Russian President Vladimir Putin has said the plane was inside Syrian airspace, but Turkey claims its airspace had been repeatedly violated and many warnings were issued before Turkish forces brought the plane down. Putin has warned their will be “serious consequences” for the incident, what he has termed a “stab in the back.” “We will never tolerate such crimes like the one committed today,” said Putin. Russia’s defense ministry said the plane, a SU-24 fighter jet, “was exclusively over Syrian territory” for its entire flight. Turkish military officials deny those reports. Turkey claims it warned the aircraft 10 times in a span of five minutes it had violated its airspace. When the pilot refused to answer, the military shot the plane down. “The data we have is very clear. There were two plans approaching our border, we warned them as they were getting too close,” a senior Turkish official told Reuters. “We warned them to avoid entering Turkish air space before they did, and we warned them many times. Our findings show clearly that Turkish air space was violated multiple times. And they violated it knowingly,” the official added. The incident, another official said, was not directed toward a specific nation, but only in response to protecting Turkey’s airspace.

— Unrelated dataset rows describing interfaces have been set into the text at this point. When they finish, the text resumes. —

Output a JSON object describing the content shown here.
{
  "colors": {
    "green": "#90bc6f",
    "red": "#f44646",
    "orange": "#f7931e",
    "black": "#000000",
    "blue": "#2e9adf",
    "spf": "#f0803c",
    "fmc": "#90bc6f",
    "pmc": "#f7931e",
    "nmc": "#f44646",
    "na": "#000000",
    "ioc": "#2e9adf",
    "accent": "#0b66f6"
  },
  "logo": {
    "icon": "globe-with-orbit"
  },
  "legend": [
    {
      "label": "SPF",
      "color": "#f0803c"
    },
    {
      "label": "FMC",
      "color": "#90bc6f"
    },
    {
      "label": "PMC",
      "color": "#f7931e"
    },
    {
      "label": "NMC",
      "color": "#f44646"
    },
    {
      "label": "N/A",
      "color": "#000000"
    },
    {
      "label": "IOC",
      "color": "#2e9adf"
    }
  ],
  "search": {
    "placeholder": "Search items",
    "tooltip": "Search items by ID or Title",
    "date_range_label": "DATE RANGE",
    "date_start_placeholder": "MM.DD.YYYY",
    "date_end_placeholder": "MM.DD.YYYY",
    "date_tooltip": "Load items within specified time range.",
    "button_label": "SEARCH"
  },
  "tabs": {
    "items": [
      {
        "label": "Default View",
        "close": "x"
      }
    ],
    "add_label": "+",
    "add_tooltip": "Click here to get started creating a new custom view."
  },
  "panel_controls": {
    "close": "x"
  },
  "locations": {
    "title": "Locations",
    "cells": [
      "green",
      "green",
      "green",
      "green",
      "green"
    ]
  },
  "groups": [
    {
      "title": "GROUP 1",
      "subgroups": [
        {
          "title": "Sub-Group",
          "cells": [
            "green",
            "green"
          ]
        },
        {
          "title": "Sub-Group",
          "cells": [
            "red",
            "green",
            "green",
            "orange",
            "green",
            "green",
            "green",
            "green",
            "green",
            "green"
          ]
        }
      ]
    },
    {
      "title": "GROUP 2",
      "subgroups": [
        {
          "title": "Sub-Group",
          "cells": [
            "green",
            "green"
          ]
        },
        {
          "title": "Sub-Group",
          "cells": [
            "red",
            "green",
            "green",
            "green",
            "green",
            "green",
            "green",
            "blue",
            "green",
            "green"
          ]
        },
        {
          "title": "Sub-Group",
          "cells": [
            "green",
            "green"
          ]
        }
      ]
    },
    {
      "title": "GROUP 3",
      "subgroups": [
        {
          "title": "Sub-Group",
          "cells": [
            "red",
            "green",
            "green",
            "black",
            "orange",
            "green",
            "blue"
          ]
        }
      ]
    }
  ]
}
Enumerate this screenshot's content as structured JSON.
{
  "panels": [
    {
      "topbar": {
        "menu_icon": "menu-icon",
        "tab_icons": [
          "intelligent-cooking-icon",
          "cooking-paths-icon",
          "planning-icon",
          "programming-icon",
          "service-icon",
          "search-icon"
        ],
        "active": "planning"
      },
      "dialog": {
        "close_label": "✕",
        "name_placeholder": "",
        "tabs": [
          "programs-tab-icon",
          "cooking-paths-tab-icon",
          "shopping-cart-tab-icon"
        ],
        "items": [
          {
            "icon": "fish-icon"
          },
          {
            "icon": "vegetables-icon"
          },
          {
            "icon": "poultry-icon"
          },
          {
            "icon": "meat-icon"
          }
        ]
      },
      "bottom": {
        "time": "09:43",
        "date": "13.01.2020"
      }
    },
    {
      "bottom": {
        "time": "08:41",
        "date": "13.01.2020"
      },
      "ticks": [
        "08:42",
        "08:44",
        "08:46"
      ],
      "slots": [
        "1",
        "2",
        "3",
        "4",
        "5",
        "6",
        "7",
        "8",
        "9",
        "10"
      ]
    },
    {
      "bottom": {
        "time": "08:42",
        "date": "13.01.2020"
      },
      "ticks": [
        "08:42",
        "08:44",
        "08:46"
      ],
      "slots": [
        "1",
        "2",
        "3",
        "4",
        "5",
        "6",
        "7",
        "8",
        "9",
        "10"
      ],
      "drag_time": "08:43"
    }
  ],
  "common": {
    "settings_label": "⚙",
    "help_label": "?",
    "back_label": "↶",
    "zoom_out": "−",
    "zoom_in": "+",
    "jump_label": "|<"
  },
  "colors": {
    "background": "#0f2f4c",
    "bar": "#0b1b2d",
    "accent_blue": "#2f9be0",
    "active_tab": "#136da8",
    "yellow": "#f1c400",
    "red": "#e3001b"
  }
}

Initial reports indicate both pilots of the aircraft were killed by rebel forces after parachuting to the ground, but The Guardian is reporting a Turkish official has denied the pilots were killed and the country is working to “secure their release from Syrian rebels.” The incident adds tension to an already volatile situation in Syria, where Russia has bombed numerous targets in support of President Bashar al-Assad, while the U.S. has supported anti-government rebels in the region trying to end Assad’s brutal authoritarian reign.